Increasingly, individuals are in charge of their own financial security and are confronted with ever more complex financial instruments. However, there is evidence that many individuals are not well-equipped to make sound saving decisions. This paper looks at financial literacy, which is defined as the ability to process economic information and make informed decisions about financial planning, wealth accumulation, debt, and pensions. Failure to plan for retirement, lack of participation in the stock market, and poor borrowing behavior can all be linked to ignorance of basic financial concepts. Financial literacy impacts financial decision-making, with implications that apply to individuals, communities, countries, and society as a whole. Given the lack of financial literacy among the population, it may be important to remedy it by adding financial literacy to the school curriculum.

As I have stated previously, not only is financial literacy in bad shape, but efforts to improve it have not proven to be very effective. Lusardi’s paper has some sobering findings:

most individuals in the United States and in other countries cannot
perform simple calculations and do not understand basic financial concepts such as interest compounding, the difference between nominal and real values, and risk diversification. Knowledge of more complex concepts, such as the difference between bonds and stocks, the workings of mutual funds, and basic asset pricing, is even scarcer. Financial illiteracy is widespread among the general population and particularly acute among specific demographic groups, such as women, the young and the old, and those with low educational attainment. (3)

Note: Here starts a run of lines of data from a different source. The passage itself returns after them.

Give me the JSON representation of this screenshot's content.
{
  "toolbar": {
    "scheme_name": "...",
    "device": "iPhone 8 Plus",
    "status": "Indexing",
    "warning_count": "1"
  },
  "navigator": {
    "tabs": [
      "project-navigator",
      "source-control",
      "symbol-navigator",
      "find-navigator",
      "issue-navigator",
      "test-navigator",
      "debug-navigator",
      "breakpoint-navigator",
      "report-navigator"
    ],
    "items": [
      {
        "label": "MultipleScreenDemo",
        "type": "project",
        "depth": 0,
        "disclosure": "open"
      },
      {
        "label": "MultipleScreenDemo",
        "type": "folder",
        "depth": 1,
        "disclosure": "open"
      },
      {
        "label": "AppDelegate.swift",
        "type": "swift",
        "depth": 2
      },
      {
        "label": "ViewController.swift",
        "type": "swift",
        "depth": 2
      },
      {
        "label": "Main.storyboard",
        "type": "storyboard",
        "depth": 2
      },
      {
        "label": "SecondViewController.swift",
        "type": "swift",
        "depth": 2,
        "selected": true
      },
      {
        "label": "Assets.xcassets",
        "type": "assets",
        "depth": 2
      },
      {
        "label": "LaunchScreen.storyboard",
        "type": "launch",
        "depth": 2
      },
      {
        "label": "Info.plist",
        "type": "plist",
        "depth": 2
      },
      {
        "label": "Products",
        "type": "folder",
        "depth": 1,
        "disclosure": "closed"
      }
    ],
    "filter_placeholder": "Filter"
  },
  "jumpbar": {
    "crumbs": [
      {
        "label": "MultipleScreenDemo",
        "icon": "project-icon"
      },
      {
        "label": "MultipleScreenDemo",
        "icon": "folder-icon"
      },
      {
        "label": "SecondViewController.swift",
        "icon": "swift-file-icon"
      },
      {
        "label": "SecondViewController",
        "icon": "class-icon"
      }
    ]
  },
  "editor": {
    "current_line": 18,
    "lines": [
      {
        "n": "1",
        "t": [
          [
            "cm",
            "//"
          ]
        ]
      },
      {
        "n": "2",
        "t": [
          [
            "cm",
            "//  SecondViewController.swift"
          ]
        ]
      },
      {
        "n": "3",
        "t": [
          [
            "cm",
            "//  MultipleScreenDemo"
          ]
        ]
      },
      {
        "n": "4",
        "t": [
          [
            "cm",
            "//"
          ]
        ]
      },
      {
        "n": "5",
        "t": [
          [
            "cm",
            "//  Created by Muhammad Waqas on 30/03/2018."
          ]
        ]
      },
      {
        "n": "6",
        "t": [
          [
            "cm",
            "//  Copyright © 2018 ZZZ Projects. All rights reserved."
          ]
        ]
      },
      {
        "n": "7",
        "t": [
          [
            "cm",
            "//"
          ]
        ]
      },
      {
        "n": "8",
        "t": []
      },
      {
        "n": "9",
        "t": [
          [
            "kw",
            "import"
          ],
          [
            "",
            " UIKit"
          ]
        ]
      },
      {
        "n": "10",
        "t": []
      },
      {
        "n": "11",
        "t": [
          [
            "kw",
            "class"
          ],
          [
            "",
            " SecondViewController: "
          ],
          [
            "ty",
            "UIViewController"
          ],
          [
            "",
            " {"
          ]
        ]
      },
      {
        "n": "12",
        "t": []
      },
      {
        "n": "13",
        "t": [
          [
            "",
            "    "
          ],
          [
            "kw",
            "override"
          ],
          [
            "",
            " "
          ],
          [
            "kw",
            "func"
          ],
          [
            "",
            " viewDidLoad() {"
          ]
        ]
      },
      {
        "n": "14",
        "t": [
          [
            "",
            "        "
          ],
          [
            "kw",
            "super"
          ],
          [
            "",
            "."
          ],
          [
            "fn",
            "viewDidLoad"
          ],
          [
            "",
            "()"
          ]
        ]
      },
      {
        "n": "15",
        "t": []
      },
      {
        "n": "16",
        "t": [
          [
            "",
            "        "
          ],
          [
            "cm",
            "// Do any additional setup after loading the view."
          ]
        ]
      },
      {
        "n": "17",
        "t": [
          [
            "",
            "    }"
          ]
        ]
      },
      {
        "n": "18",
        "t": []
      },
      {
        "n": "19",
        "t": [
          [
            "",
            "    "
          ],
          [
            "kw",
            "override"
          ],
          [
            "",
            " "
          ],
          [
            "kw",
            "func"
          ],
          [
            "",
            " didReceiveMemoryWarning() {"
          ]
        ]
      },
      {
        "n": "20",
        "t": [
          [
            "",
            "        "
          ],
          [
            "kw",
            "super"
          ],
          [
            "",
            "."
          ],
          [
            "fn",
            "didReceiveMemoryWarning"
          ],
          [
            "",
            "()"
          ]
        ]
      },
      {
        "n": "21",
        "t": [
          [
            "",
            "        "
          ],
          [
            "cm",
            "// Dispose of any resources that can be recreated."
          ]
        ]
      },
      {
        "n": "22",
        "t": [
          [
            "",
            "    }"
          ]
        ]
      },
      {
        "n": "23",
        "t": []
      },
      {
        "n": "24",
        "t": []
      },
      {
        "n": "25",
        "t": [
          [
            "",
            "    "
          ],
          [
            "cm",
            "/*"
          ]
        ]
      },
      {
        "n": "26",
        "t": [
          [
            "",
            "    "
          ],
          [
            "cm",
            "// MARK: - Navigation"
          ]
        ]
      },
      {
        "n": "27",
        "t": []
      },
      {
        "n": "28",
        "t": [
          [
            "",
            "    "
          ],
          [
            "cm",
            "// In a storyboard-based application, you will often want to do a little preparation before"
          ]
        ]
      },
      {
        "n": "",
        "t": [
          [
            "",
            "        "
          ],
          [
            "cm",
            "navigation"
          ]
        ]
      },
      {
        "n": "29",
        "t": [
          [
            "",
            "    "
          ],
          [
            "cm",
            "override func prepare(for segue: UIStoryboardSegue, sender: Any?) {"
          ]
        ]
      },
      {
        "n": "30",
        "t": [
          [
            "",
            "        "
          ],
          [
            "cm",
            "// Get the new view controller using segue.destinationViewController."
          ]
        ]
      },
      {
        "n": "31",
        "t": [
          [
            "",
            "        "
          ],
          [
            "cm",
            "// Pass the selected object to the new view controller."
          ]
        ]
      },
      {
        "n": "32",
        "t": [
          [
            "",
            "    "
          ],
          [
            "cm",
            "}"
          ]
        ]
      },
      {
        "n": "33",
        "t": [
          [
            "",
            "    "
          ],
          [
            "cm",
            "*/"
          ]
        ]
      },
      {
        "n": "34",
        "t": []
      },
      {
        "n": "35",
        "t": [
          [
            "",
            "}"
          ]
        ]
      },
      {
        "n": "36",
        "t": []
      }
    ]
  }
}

Because evidence does not demonstrate that additional financial education is all that effective, I take a different lesson from Lusardi’s review of survey results. The government should take an active role in regulating financial markets to protect consumers from abusive behavior and to encourage them to make good financial decisions. Financial education is no replacement for consumer protection.

Tax Incentives for Sustainable Homeownership

Harris, Steuerle and Eng have published New Perspectives on Homeownership Tax Incentives in Tax Notes. The report presents

three tax reforms designed to promote homeownership that are fundamentally different from earlier proposals. Many of those earlier proposals would convert existing deductions into credits but would mistakenly, in our view, perpetuate flaws in the current system — namely, the failure to adequately promote the accumulation of home equity. The reforms examined here instead share the common characteristic of subsidizing homeownership through a channel other than the deductibility of mortgage interest, which is the largest tax expenditure for housing. These reforms include a first-time home buyer tax credit, a refundable tax credit for property taxes paid, and an annual flat amount tax credit for homeowners — all largely paid for by restricting the home mortgage interest deduction to a rate of 15 percent. Although far from perfect, these reforms would provide a better and more efficient allocation of housing subsidies and ultimately provide a somewhat larger incentive for wealth accumulation than current policy does. Our simulations show that relative to existing incentives, each policy would raise home prices and make the tax code more progressive. (1315)

This report has some drawbacks, such as overstating the case that empirical studies reinforce “the notion that homeownership improves American communities.” (1315) In fact, the empirical literature is decidedly ambiguous about the spillover and wealth accumulation effects of homeownership, particularly when the last few years are taken into account (I discuss these ambiguities here).

But the report also presents some creative ways to change the incentives that are found in the tax code. They argue, for instance, that it is better to incentivize the accumulation of home equity than unfettered mortgage borrowing. And they make proposals that would do just that.  Worth a read.